TAMPA — A big winner when the Tampa Bay area scored housing stimulus money might turn out to be a nine-employee nonprofit tucked in a working-class block of Tampa.
Neighborhood Lending Partners will manage a $50 million award to Pinellas and Pasco counties to buy, revamp and resell foreclosed properties for affordable housing.
But their work won't come cheaply. Management costs to orchestrate the project are budgeted for $5 million — the maximum allowed and a bigger share than other Florida stimulus winners charge.
For example, Miami-based Neighborhood Housing Services of South Florida set aside $3.6 million to manage an $89 million grant. In Sarasota, the city budgeted $1.7 million to run a $23 million grant. And in Tampa, housing authority official Leroy Moore said he anticipates spending less than 10 percent on administrative costs for a $38 million grant.
Neighborhood Lending Partners president Debra Reyes said her nonprofit and the counties likely will not spend all $5 million on management. A budget released Monday calls for $1 million to go to the nonprofit.
Most money will go through Pinellas and Pasco to pay for surveying, engineering, legal work and other services needed to buy, fix and sell houses, Reyes and county officials said. Any unspent money will go toward housing, she said.
The U.S. Department of Housing and Urban Development will monitor the spending.
Reyes said seeking less than 10 percent didn't make sense. Going back for more later if needed, they decided, was unlikely to succeed.
"We wanted to get as much as possible," said Carlos Rivas, chief financial officer of the nonprofit.
The organization has ridden the ups and downs of area housing. Two years ago, six of the group's 14 employees made $109,000 or more, according to tax returns and top executives.
Now three workers make at least six figures, after three employees were let go last year as revenue plummeted, said Reyes, a former compliance office and senior banker who helped start the nonprofit 17 years ago.
Reyes said the organization has trimmed pay and benefits, including making five layoffs, to adapt to economic realities. The nonprofit plans to hire two people because of the stimulus.
"We feel like we've really stabilized," said Reyes, whose own compensation went from $246,000 in 2008 to $191,000 in 2009, tax returns show.
The national average in 2009 was $160,000 for nonprofit CEOs, but the pay varies with the complexity of jobs, according to a compensation survey by Charity Navigator, a group that evaluates charities nationally.
Under the counties' plan, the grant money will be used for loans to help people buy affordable housing. It also will pay for nonprofit groups to buy foreclosed homes and apartment complexes, upgrade them to meet federal standards and then resell them.
The program is supposed to reach 1,700 housing units, Reyes said.
A key test in evaluating the nonprofit's performance will be whether the agency and the counties push as much money as possible to other nonprofits and developers instead of their own coffers, said Alan Mallach, a nonresident senior fellow on housing at the Brookings Institution in Washington.
"Ten percent is not a crazy amount as a general proposition," he said. "There are programs that can be done for less, and there are projects that 10 percent is really kind of tight."

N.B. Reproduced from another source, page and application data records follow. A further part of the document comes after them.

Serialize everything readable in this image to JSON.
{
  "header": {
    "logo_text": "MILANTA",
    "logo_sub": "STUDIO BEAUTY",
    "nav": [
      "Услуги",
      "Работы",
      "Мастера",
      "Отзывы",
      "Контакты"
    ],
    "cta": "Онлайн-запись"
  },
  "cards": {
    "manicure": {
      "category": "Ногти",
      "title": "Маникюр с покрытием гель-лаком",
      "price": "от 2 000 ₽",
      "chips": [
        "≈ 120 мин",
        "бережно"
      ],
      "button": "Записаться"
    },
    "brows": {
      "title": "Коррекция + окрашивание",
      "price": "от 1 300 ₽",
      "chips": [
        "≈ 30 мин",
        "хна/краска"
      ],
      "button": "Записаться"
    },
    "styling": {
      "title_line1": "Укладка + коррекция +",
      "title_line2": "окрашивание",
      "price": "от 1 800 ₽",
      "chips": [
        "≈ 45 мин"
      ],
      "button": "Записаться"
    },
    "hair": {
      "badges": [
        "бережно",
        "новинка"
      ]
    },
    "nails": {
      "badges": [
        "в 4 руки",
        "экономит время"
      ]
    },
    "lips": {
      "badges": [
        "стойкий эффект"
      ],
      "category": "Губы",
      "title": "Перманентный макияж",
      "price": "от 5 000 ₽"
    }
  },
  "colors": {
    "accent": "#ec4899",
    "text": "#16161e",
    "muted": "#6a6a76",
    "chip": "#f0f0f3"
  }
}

Having to do surveying, inspections and legal work on each property drives up the cost, said Mallach, a former New Jersey housing agency official.
Pinellas and Pasco officials say they have confidence in Neighborhood Lending Partners, saying its record and ability to add private loans makes it right to run the grant.
For the two counties' effort, the nonprofit has put together $18 million in private loans from nine banks — a key part to landing the grant, said George Romagnoli, community development manager for Pasco County.
The money will target neighborhoods from Dade City to Largo with high foreclosures and troubled loans looming — and keep people working when unemployment is rising.
"They very patiently worked and found a common ground we can all work on," said Anthony Jones, Pinellas community development director.
Neighborhood Lending Partners, which has affiliates in Jacksonville and Miami, has helped build or revamp 12,000 housing units with $337 million in lending from private and government housing programs since its founding. A consortium of 46 banks power the nonprofit. This will be the nonprofit's largest single project.
Times researcher Shirl Kennedy contributed to this report. David DeCamp can be reached at firstname.lastname@example.org or (727) 893-8779.